Character counts do not include ASCII characters. It is assumed that those characters are always available.

Note also that the character counts reflect the characters needed to represent both precomposed and decomposed versions of content. For example, use of a character such as â would add 3 characters to the total count: â, a, and the combining circumflex. Use of ô would then add a further 2 (because the circumflex is already counted).

The 5 columns to the right give character counts for specific types of character, per the Unicode general property assignment. These include:

Like the other character counts, these figures exclude ASCII characters, and include characters for any compositions and decompositions that may be applied (unless they are deprecated by the Unicode Standard).


Writing system. This column indicates whether the orthography is one of the following.

The columns to the right cover the following types of character used to write vowel sounds.



Where consonant clusters are represented in a special way by the orthography, this column indicates the more common strategies. Cells indicate:


The typical direction(s) in which the text flows. Columns indicate:


'Shaping' here means that glyph shapes change according to the context (gsub), whereas 'positioning' refers to the need to position glyphs differently according to context (gpos). The columns look at two specific properties of shaping.


Currently this section only indicates how and if words are separated. The following alternatives are called out:


Columns currently cover:


This rough grouping places the script in the region where it originated, so English is in Europe, and Arabic is in the West Asia. It serves to get a very rough idea of how things stack up on a regional basis.
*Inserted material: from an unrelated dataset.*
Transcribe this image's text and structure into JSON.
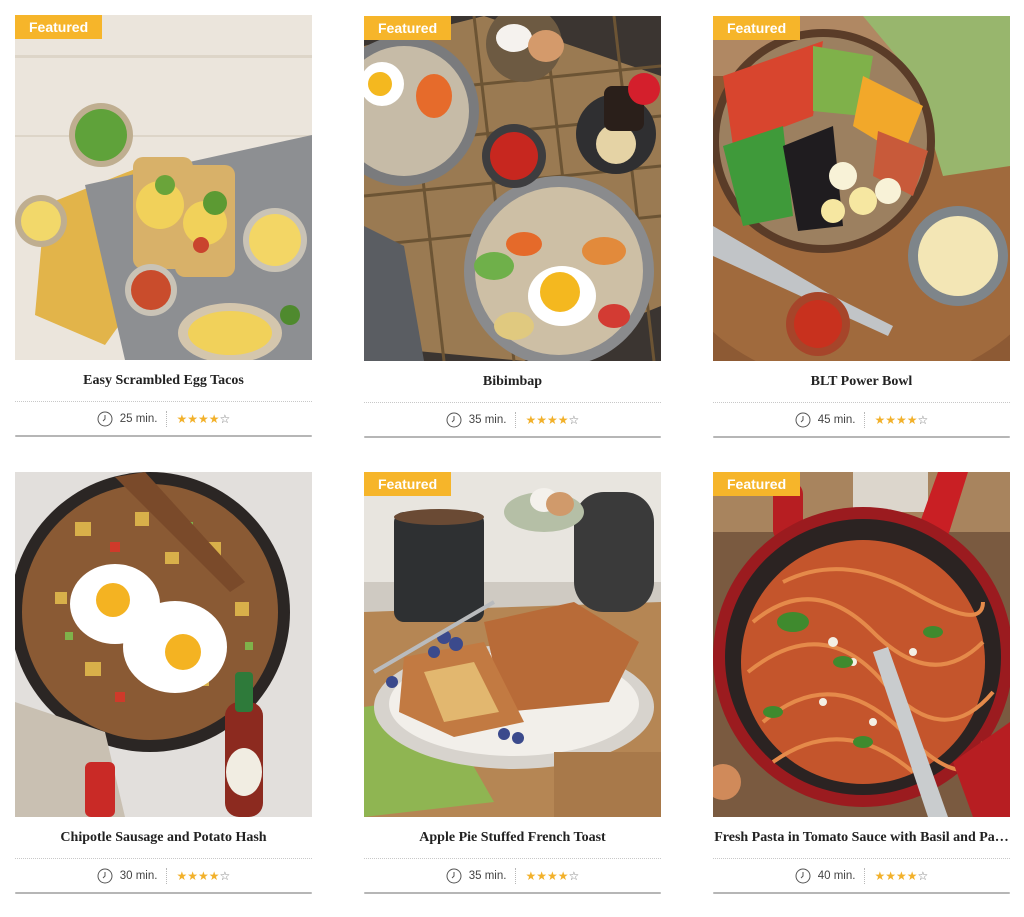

Regions are one of the following:

Changed 2023-06-11 17:16 GMT.  •  Send feedback.  •  Licence CC-By © r12a.